§ INPUT:
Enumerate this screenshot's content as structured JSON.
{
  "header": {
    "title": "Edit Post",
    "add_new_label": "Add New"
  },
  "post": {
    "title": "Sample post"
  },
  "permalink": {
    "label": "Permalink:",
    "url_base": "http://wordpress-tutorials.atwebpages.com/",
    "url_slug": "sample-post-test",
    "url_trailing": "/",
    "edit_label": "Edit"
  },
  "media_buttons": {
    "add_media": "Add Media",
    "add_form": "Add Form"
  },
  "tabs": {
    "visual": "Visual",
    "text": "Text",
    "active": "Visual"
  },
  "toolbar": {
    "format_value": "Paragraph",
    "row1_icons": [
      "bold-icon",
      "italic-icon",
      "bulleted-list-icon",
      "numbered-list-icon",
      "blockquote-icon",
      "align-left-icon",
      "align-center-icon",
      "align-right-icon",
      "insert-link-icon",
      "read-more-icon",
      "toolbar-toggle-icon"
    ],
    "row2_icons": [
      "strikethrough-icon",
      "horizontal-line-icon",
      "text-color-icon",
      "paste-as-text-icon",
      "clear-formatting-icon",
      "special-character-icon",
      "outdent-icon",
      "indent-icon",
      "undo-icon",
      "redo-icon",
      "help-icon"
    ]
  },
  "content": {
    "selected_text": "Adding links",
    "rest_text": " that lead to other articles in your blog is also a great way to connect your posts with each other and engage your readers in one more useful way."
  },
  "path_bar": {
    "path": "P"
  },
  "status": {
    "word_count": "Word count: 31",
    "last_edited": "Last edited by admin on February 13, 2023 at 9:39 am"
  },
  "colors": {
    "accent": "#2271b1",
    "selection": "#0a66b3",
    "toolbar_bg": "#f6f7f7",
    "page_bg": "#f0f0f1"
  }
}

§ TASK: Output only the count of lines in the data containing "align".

§ REPLY TO THE TASK: 3